Save

Save

Save

Nurse Faith marrying fireman Jerry

Doctor Mark Eliot played by Tom Butcher, with receptionist Carolina, played by Ella Kay

Doctor Jude Carlyle, played by Natalie Robb

Doctor Brendan ‘Mac’ McGuire, played by Christopher Timothy, with doctor Marc Eliot, played by Tom Butcher

 

 

 

 

 

 

 

 

 

 

 

 

 

 

 

 

 

 

 

 

 

 

 

 

 

 

 

 

 

 

 

 

 

 

 

 

 

Copyright resides with the original holder, no reproduction without permission.

These stills are from the continuing drama series, Doctors. It’s from series 4, which featured Christopher Timothy, who played Brendon (Mac) McGuire. Christopher Timothy went on to direct on the series.

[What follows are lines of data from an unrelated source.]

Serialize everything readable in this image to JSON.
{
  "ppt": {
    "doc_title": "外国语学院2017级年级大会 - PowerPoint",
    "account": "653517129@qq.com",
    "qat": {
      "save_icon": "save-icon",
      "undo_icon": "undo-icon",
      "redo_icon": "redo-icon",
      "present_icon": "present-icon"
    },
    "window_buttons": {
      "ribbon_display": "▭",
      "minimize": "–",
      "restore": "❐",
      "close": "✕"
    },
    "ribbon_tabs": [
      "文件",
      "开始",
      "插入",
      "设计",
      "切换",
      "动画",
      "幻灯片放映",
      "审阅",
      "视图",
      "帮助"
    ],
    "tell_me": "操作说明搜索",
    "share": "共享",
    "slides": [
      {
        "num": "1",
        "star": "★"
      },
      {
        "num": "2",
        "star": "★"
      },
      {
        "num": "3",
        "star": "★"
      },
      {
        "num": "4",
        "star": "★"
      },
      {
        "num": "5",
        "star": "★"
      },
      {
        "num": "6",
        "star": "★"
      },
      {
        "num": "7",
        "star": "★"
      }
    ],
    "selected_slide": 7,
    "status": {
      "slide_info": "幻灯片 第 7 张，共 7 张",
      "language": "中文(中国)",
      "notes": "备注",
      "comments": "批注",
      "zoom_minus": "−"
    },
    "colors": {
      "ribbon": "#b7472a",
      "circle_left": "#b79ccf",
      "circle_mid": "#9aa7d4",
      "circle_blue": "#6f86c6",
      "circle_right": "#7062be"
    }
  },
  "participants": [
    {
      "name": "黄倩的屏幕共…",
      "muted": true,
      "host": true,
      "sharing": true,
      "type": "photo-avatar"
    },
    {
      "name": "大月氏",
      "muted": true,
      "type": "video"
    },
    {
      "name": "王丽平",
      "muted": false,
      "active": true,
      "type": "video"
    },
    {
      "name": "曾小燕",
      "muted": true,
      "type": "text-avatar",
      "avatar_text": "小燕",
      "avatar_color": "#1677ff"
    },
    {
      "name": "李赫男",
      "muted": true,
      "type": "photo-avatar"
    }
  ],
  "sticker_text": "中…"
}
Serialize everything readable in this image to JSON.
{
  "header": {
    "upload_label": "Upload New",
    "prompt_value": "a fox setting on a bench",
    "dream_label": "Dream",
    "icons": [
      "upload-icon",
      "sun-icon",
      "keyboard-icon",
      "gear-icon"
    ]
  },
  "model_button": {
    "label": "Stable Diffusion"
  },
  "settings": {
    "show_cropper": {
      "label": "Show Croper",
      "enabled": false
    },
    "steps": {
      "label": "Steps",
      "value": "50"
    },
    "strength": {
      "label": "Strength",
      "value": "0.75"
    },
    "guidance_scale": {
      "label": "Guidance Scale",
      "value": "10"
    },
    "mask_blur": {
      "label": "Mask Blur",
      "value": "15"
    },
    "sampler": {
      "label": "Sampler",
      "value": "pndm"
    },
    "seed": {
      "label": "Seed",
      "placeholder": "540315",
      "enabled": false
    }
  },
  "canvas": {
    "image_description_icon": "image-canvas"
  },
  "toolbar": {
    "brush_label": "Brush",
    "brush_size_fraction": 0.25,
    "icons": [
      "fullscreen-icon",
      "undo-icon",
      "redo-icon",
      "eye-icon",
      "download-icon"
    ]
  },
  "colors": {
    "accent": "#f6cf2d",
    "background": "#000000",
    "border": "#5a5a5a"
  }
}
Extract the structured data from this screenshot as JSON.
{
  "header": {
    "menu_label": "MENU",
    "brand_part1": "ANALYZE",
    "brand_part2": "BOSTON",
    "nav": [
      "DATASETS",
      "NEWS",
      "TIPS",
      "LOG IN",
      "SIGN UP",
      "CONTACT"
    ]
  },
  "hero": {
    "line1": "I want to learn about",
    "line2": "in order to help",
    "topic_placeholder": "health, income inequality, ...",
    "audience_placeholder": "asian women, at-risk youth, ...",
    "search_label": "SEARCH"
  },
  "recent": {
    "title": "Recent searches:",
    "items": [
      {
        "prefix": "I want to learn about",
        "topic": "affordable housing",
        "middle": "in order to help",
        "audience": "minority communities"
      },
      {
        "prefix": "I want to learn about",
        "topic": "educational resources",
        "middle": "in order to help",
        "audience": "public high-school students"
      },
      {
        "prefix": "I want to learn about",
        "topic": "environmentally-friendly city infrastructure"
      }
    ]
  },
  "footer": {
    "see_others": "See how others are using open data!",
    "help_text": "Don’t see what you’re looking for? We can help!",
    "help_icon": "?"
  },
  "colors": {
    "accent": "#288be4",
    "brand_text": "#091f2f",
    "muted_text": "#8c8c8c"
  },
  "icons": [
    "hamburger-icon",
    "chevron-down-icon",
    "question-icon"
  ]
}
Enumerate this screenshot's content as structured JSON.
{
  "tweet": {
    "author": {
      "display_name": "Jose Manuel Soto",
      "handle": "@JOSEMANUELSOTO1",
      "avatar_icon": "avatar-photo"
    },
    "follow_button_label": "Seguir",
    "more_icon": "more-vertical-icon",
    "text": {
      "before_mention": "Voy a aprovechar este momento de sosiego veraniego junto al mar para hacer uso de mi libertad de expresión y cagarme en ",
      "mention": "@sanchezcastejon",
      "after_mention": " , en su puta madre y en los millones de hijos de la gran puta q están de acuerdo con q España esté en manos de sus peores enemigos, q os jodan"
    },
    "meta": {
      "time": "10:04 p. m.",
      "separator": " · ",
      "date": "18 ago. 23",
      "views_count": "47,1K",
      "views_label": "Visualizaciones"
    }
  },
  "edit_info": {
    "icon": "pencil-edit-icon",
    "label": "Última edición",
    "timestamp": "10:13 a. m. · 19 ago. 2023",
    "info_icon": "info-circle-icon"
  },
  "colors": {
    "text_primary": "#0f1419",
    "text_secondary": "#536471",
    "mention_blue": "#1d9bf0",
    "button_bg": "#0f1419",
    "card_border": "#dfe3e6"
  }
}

Thanks to Ian Collins for making the stills available.

Save

Save

Save

Save

Save

Save

(Creative commons licensed video produced by Amanda Murphy as part of Royal Holloway’s ADAPT project)

BBC Radio Wales reporter Robert Thomas interviews Steve Harris (On The Air Ltd.) and Prof. John Ellis (Media Arts, Royal Holloway University of London) about the ADAPT re-enactment based simulation exercise with North 3/CM1 (CMCR9). Steve, the restorer of the vintage truck explains about the history of CMCR9, and John Ellis tells us about the ADAPT research project and the reconstruction being staged with the truck.

This video was recorded just over a year ago (May 2016), during a reconstruction of the outside broadcast truck CMCR9 recording a darts match. This OB truck was Pebble Mill’s original CM1 and later became Manchester’s North3.

Save

Save

Copyright resides with the original holder, no reproduction without permission

Save

 

 

 

 

 

 

 

 

 

 

 

 

 

 

 

 

 

 

 

 

 

 

 

 

This article is from the Pebble Mill at One book from the 1985-6 season, and gives details about the large tapestry which was sewn by viewers, and far exceeded what had been originally envisaged. The heritage tapestry was the brainchild of designer Kaffe Fassett, and was acquired by the Duchess of Devonshire for display at Chatsworth House. The tapestry was made up of six inch squares, completed by viewers of the programme. Marian sewed her own square, depicting the North East of her childhood. A second tapestry was displayed at Harewood House in Yorkshire, and an additional panel was displayed in one of the corridors at Pebble Mill, but I don’t know what happened when the building closed in 2004.

Save

Save

Save

Save

Save